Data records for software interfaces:
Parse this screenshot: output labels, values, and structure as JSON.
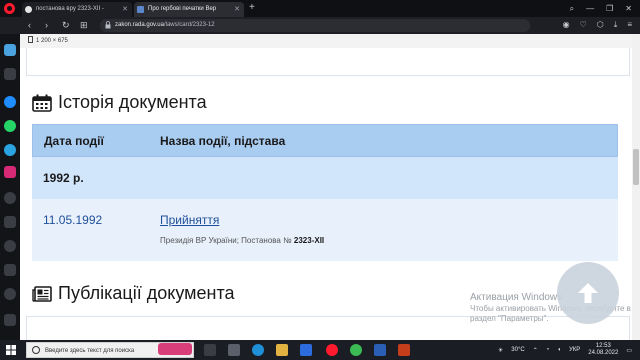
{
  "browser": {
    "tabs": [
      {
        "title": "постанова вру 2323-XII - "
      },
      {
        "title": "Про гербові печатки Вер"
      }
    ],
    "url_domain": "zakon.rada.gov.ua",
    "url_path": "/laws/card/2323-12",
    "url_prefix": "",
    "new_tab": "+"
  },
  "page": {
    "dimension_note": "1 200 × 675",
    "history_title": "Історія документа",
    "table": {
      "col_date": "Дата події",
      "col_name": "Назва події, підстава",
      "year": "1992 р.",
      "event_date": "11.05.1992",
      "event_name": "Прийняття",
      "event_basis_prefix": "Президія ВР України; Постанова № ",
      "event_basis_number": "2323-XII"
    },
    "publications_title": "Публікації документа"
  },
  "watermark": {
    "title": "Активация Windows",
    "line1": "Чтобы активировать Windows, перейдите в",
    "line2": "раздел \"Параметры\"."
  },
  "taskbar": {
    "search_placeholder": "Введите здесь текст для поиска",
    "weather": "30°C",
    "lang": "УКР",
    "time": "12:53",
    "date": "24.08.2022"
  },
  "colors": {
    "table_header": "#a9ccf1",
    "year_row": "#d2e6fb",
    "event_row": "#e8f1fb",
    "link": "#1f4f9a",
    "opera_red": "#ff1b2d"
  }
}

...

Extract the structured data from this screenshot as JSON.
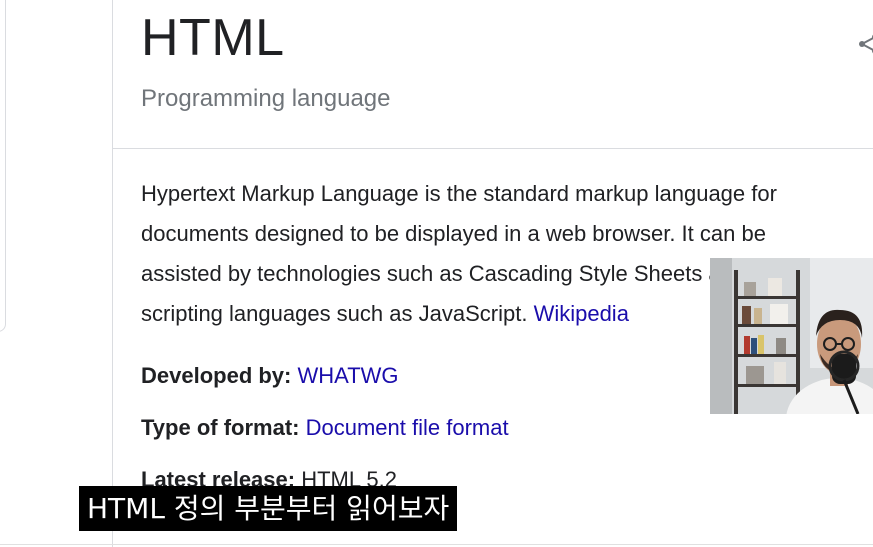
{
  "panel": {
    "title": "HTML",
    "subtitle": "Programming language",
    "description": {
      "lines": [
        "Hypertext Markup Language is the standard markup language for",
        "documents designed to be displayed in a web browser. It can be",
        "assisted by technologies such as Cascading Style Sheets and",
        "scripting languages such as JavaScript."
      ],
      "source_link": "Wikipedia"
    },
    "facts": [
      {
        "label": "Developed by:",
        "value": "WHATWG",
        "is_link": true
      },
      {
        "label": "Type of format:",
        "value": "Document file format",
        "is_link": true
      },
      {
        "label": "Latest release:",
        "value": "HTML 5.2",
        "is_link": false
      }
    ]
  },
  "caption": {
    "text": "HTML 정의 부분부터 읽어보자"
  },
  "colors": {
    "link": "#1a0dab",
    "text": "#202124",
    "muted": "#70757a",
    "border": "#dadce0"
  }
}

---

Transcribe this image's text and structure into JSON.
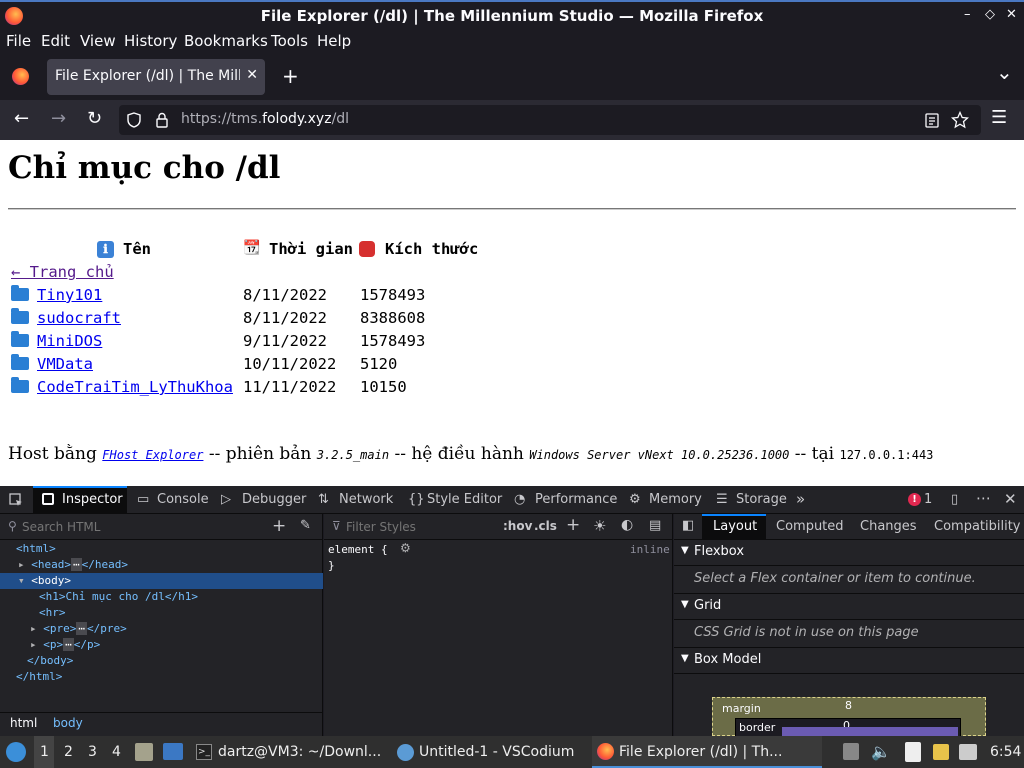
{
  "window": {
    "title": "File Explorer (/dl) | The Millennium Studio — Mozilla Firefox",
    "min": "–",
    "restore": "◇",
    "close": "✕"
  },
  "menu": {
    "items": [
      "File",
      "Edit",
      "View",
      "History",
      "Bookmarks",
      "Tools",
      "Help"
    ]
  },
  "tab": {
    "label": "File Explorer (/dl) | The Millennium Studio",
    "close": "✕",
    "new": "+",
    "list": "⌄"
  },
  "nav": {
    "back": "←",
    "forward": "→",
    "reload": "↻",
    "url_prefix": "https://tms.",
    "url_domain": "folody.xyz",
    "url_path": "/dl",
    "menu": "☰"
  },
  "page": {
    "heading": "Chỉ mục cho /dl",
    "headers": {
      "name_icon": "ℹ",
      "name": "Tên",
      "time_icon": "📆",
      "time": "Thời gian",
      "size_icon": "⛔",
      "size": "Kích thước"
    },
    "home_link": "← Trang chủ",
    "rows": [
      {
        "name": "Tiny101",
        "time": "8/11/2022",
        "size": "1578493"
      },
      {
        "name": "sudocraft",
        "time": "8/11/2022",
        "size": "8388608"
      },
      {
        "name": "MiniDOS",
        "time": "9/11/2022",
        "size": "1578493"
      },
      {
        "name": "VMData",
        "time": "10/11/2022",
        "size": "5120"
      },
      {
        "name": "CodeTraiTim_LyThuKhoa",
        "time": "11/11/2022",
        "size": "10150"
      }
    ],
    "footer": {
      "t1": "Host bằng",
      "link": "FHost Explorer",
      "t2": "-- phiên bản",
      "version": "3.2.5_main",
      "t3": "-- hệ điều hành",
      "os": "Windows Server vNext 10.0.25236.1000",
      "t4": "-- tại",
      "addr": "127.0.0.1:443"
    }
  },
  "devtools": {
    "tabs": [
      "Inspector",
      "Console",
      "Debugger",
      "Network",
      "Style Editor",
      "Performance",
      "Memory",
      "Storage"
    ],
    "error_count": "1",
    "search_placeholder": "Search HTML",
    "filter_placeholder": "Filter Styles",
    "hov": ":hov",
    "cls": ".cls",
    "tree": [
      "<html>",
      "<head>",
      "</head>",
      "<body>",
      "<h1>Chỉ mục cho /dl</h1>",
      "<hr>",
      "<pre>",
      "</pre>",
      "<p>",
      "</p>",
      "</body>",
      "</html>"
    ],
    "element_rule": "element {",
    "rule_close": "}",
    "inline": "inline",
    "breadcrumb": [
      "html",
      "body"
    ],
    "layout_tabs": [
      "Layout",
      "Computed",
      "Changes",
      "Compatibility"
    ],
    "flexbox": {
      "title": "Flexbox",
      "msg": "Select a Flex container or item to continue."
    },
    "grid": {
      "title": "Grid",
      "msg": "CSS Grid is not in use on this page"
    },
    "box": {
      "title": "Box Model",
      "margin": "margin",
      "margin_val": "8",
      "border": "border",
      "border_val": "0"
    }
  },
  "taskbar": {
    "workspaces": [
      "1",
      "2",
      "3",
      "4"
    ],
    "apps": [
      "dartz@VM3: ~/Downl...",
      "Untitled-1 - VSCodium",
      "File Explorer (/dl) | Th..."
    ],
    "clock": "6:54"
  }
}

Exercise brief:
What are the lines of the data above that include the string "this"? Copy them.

Result below:
Parse this screenshot: output labels, values, and structure as JSON.
Extract the structured data from this screenshot as JSON.
Transcribe this image's text and structure into JSON.
      "msg": "CSS Grid is not in use on this page"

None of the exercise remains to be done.